Abbott financial reforms to be defeated by the Senate
DESPITE trying to change financial advice by circumventing the parliament, the Abbott Government's reforms can expect to be defeated when the new Senate sits next week.
The government's reforms, facing opposition from seniors, the superannuation industry and financial advice sector, can add Senators to the list.
Both The Greens and Palmer United Party on Tuesday declared their hand, confirming they would join Labor in opposing changes moved last week.
The changes, which critics have said water down strict rules on financial advice, commissions and potential conflicts of interest, were moved through a government-gazetted regulations change last Thursday.
That change, which enacts the government's reforms, was made only hours before a Senate inquiry called for a Royal Commission on similar issues at the Commonwealth Bank and enforcement by the companies' regulator.
But while it will avoid lengthy public debate in parliament, the gazette notice, approved by Governor-General Sir Peter Cosgrove, can be disallowed by the Senate.
Finance Minister Mathias Cormann on Monday officially put the regulations in place, despite the potential for a disallowance motion to be moved when the new Senate sits.
It is this mechanism the Senate crossbench and opposition on Tuesday confirmed they would use to ensure the changes would not be passed.

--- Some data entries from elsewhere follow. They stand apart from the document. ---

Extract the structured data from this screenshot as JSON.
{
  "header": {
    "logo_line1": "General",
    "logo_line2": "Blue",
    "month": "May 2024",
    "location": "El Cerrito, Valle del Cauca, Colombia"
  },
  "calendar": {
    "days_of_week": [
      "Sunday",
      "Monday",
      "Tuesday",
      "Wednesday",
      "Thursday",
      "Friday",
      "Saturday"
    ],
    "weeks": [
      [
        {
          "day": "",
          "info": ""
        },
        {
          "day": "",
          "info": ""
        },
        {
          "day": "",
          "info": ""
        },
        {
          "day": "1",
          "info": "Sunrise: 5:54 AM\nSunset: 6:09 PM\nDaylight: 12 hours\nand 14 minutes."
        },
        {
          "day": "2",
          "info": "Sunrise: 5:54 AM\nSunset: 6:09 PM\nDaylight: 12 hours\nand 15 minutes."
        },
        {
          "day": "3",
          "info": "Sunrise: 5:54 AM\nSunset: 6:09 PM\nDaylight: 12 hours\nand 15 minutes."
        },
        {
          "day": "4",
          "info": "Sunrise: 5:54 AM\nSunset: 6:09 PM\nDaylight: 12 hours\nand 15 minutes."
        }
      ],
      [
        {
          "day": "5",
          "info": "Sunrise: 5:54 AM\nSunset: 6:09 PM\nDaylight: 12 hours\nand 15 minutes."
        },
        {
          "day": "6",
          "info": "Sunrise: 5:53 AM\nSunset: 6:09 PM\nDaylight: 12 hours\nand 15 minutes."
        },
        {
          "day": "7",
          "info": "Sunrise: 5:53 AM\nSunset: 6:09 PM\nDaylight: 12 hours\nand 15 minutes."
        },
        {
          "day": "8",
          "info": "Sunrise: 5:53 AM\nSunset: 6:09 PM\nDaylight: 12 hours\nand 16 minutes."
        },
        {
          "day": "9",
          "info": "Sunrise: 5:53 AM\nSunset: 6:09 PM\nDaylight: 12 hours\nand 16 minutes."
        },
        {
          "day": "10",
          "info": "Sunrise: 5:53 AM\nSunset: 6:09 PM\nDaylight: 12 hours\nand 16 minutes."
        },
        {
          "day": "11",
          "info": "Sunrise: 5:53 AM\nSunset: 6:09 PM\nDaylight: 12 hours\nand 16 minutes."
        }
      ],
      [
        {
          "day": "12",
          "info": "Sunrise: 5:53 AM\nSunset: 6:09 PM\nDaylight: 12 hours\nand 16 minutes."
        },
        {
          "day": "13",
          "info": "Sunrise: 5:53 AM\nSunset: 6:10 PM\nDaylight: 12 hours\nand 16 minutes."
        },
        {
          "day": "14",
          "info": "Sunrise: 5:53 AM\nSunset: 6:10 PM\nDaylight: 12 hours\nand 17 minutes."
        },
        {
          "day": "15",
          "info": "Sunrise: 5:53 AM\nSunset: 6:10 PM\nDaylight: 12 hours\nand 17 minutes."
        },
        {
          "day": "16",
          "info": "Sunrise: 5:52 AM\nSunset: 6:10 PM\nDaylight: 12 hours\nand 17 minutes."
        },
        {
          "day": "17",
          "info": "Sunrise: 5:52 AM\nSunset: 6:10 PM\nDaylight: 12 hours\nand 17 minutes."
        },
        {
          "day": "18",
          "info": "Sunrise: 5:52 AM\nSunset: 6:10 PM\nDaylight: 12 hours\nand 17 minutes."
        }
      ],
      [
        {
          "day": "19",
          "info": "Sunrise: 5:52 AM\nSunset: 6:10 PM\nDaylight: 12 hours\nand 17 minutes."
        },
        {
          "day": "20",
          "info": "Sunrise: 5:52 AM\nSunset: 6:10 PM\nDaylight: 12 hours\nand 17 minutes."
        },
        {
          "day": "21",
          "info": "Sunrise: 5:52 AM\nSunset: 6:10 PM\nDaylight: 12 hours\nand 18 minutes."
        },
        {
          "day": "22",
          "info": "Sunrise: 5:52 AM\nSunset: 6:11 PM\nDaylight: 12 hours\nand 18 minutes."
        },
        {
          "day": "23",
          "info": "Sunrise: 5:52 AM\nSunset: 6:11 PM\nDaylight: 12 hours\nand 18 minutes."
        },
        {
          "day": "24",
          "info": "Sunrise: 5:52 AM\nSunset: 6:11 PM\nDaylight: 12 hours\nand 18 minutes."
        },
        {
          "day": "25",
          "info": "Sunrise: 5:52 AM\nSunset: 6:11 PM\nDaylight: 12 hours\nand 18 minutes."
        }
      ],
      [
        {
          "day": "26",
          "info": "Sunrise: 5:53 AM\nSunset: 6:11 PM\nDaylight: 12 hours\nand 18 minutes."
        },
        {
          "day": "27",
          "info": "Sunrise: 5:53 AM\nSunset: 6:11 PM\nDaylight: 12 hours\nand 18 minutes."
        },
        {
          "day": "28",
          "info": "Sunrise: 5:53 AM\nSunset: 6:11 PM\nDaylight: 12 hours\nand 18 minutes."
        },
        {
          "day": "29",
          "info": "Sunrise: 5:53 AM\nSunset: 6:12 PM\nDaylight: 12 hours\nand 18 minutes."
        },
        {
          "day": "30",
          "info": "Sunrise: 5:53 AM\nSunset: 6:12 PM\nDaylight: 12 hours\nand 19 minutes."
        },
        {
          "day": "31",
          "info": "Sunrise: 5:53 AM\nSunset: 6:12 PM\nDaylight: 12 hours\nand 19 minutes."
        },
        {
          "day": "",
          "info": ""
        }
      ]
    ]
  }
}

The government's reforms are now in limbo, with critics urging the reforms to be dropped, despite public signals showing the government hopes to proceed.